For senior forward Clayton Ritter, the four-year wait for a NCAA berth was worth it "We worked hard all year, and no one really expected us to be in this situation around tournament time. We knew we could do it. We had confidence in ourselves, and we just stepped it up in the second half and were able to come through.
"We weren't going to lose a ball game by not playing hard. I told the guys at half time, 'Whatever you do, make sure you leave everything on the floor.' The guys just stepped it up. They wanted this game a whole lot."
Culuko's clutch three-pointer was the culmination of an even more amazing comeback by the Dukes.
With 13:04 left in the game, JMU trailed by 19 points. Then something happened, something not many people in the Richmond Coliseum would have expected, given the Dukes play in the first half. The defense that was missing throughout the first half — when ODU sophomore center Odell Hodge and junior guard Mike Jones combined for 40 points — suddenly appeared.
The Dukes went on a 12-1 run in the next three minutes, and with 1:35 left in the game found themselves tied. Hodge's layup gave ODU the lead before Culuko's shot to claim the championship.
"I just thought it was a tremendous effort for our guys. It was a super, super, gutsy win for us. I'll never forget it." Driesell said. Of his 641 coaching wins from Davidson, Maryland and JMU, he said he ranks this one at the top.
"It's the greatest win I've ever been associated with as a player or a coach. I've been coaching 37 years — we've won the NIT, . . . won the ACC tournament, but I've never had a win like this."
In ending JMU's 11-year NCAA drought, Driesell relied on his entire rotation to pull off the win. Among the unsung heroes was sophomore guard Darren McLinton, who started the second half of the championship game. McLinton responded with 16 points in the half, a career-high 21 overall.
"That's not bad for a littie sophomore," Driesell said. "I thought he did a great job of taking the ball to the hole. I thought he did a super job."
Perhaps the most unexpected contribution was the play of sophomore center Kareem Robinson, who hit 6-of-9 shots for 14 points.
Robinson, who started several games early in the season but has struggled lately, came alive against UNC-Wilmington in the second-round game on both ends of the floor. He finished that game with a career-high 14 points and 12 rebounds.
Maybe Robinson was driven by comments made early in the tournament by American head coach Chris Knoche, who stated in a press conference during the tournament that he could drop-kick a basketball and make more free throws than Robinson, who's shooting just 28 percent from the line.

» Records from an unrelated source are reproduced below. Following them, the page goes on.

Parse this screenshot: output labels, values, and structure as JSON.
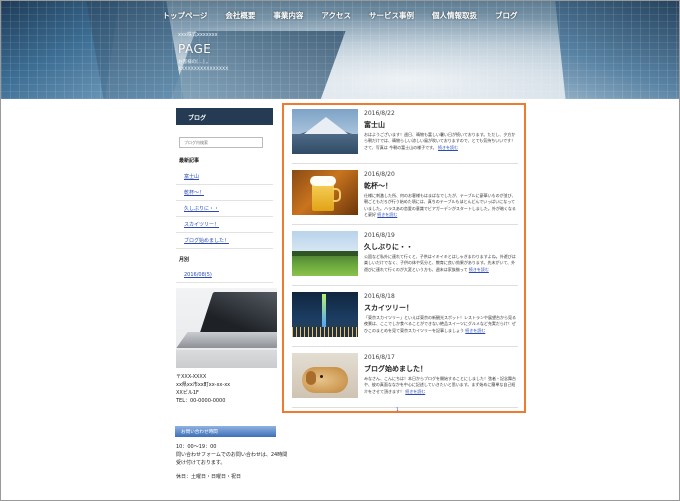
{
  "nav": {
    "items": [
      "トップページ",
      "会社概要",
      "事業内容",
      "アクセス",
      "サービス事例",
      "個人情報取扱",
      "ブログ"
    ]
  },
  "header": {
    "subtitle": "xxx株式xxxxxxx",
    "title": "PAGE",
    "desc_line1": "お客様の[…] 。",
    "desc_line2": "XXXXXXXXXXXXXXXX"
  },
  "sidebar": {
    "heading": "ブログ",
    "search_placeholder": "ブログ内検索",
    "recent_title": "最新記事",
    "recent": [
      "富士山",
      "乾杯～！",
      "久しぶりに・・",
      "スカイツリー！",
      "ブログ始めました！"
    ],
    "archive_title": "月別",
    "archive": [
      "2016/08(5)"
    ],
    "address": [
      "〒XXX-XXXX",
      "xx県xx市xx町xx-xx-xx",
      "XXビル1F",
      "TEL：00-0000-0000"
    ],
    "hours_heading": "お問い合わせ時間",
    "hours": [
      "10：00〜19：00",
      "問い合わせフォームでのお問い合わせは、24時間",
      "受け付けております。",
      "",
      "休日：土曜日・日曜日・祝日"
    ]
  },
  "posts": [
    {
      "date": "2016/8/22",
      "title": "富士山",
      "excerpt": "おはようございます！週日、晴物も富しい暑い日が続いております。ただし、夕方から朝だけでは、晴物らしい涼しい風が吹いておりますので、とても気持ちいいです！ さて、写真は 今朝の富士山の様子です。",
      "more": "続きを読む"
    },
    {
      "date": "2016/8/20",
      "title": "乾杯～！",
      "excerpt": "仕様に刺激した所、何のお客様もはまばなでしたが、テーブルに豪華いものが並び、朝ごともだろが行う始めた頃には、真ちのテーブルもほとんどんでいっぱいになっていました。ハラスあの恋愛の意識でビアガーデンがスタートしました。外が暗くなると豪好",
      "more": "続きを読む"
    },
    {
      "date": "2016/8/19",
      "title": "久しぶりに・・",
      "excerpt": "公園など私外に連れて行くと、子供はイキイキとはしゃぎまわりますよね。外遊びは楽しいだけでなく、子供の体や気分と、教育に良い効果があります。先末がいて、外遊びに連れて行くのが大変という方も、週末は家族揃って",
      "more": "続きを読む"
    },
    {
      "date": "2016/8/18",
      "title": "スカイツリー！",
      "excerpt": "「東京スカイツリー」といえば東京の新観光スポット！レストランや展望台から見る夜景は、ここでしか食べることができない絶品スイーツにグルメなど充実だらけ！ぜひこのまとめを見て東京スカイツリーを記事しましょう",
      "more": "続きを読む"
    },
    {
      "date": "2016/8/17",
      "title": "ブログ始めました！",
      "excerpt": "みなさん、こんにちは！本日からブログを開始することにしました！弦者・記念舞台や、彼の真面ななかを中心に記述していきたいと思います。まず始めに簡単な自己紹介をさせて頂きます！",
      "more": "続きを読む"
    }
  ],
  "pager": "1",
  "colors": {
    "accent": "#ee7b2f",
    "sidebar_head": "#243b53",
    "link": "#2a4bb8"
  }
}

Driesell quieted critics with the Dukes' three-game tear through the CAA tournament. JMU came into the tournament losing five of their final 10 games, including loss to American, UNC-Wilmington, and Old Dominion the three teams they beat for the championship.
Despite the late-season setbacks, JMU showed no lack of confidence entering the CAAs, dismantling American in the first
round 86-67, with the final five minutes more like a Harlem Globetrotters game than a conference championship.
The Dukes hit on all cylinders, with Ritter netting 20 points and four other Dukes hitting double figures. JMU held the Eagles to 38 percent shooting from the field.
Against UNC-Wilmington the Dukes looked equally impressive. Leading by six at halftime, JMU broke the game open on the strength of Robinson's rebounding and a game-high 20 points from Culuko.
Overall, Driesell is especially proud with the team's play in the tournament considering the lack of veteran players and influx of new talent.
"I think these guys are a special team for me because we lost four players from last year. For us to come back and for the guys to win 20 games is unbelievable. They've worked hard and they get along with each other well. It's just a great year."